This is a poem, I think, about the end of a stage of looking after children when they've grown up and gone away. It's called 'Nobody'.
If you can’t bring yourself to build
a snowman or even to clench
a snowball or two to fling
at the pine tree trunk, at least
find some reason to take you out
of yourself: scrape a patch of grass clear
for the birds maybe; prod at your shrubs
so they shake off the weight, straighten up;
or just stump about leaving prints
of your boots, your breath steaming out.
Promise. Don’t let yourself in
for this moment again: the end
of the afternoon, drawing the curtains
on the glare of the garden, a whole
day of snow nobody’s trodden.

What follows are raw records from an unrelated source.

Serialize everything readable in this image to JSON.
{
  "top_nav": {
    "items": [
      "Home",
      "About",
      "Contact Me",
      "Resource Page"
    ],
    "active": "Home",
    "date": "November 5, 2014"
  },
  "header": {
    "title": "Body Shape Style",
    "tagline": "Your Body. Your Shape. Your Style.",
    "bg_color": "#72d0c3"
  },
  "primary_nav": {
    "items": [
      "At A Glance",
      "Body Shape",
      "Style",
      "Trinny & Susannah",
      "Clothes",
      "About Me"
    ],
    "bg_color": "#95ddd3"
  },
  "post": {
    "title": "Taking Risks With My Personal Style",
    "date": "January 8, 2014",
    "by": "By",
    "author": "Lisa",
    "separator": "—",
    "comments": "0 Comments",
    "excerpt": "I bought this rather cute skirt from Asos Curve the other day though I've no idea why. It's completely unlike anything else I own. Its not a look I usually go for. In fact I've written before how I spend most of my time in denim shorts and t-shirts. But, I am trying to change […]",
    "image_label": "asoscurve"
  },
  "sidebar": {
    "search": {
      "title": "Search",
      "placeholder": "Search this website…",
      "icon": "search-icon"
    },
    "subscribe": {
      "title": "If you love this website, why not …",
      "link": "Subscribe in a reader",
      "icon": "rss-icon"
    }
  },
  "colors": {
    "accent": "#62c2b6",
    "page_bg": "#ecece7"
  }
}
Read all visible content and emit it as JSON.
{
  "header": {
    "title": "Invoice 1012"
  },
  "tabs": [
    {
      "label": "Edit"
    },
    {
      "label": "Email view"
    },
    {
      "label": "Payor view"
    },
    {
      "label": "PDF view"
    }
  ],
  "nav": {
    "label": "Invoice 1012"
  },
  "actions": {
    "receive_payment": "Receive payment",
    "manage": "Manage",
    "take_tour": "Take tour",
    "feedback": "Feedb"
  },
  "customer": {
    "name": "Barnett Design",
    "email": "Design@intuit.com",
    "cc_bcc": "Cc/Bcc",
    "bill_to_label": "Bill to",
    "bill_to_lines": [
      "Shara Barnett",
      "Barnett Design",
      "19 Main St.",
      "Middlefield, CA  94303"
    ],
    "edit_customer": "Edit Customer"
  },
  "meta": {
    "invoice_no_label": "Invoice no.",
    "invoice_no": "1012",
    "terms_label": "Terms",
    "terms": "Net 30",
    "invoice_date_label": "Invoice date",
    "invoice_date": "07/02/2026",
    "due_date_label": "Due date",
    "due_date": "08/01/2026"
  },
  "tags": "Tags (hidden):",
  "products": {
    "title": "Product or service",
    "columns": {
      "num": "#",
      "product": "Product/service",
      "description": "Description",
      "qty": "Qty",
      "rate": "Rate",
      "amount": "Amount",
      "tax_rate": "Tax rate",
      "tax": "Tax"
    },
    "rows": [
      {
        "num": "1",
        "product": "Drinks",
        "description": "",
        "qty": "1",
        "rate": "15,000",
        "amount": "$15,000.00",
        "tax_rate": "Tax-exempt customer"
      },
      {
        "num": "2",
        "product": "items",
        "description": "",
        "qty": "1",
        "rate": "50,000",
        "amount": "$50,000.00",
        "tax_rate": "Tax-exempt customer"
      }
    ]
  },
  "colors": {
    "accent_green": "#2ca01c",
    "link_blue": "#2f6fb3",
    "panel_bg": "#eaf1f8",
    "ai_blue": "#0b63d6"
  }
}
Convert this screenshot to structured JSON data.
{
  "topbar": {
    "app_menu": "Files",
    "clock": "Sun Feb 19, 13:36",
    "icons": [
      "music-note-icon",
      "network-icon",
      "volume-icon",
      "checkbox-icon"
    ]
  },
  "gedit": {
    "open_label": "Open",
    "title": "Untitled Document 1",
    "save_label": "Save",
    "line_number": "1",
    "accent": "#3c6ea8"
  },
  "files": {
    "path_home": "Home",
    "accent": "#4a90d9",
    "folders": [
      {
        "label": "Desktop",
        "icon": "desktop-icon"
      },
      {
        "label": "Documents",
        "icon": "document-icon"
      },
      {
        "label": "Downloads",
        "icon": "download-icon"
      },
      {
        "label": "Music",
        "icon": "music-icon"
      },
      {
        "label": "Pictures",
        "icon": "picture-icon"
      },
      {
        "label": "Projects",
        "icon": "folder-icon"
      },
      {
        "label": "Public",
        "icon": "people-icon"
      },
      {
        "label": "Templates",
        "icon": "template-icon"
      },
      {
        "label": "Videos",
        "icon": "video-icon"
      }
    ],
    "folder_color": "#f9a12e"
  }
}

from The Man Alone: New and Selected Poems (Smith Doorstop, 2008), first published in Permission to Breathe (Smith Doorstop, 2001), Michael Laskey 2001, used by permission of the author and The Poetry Business.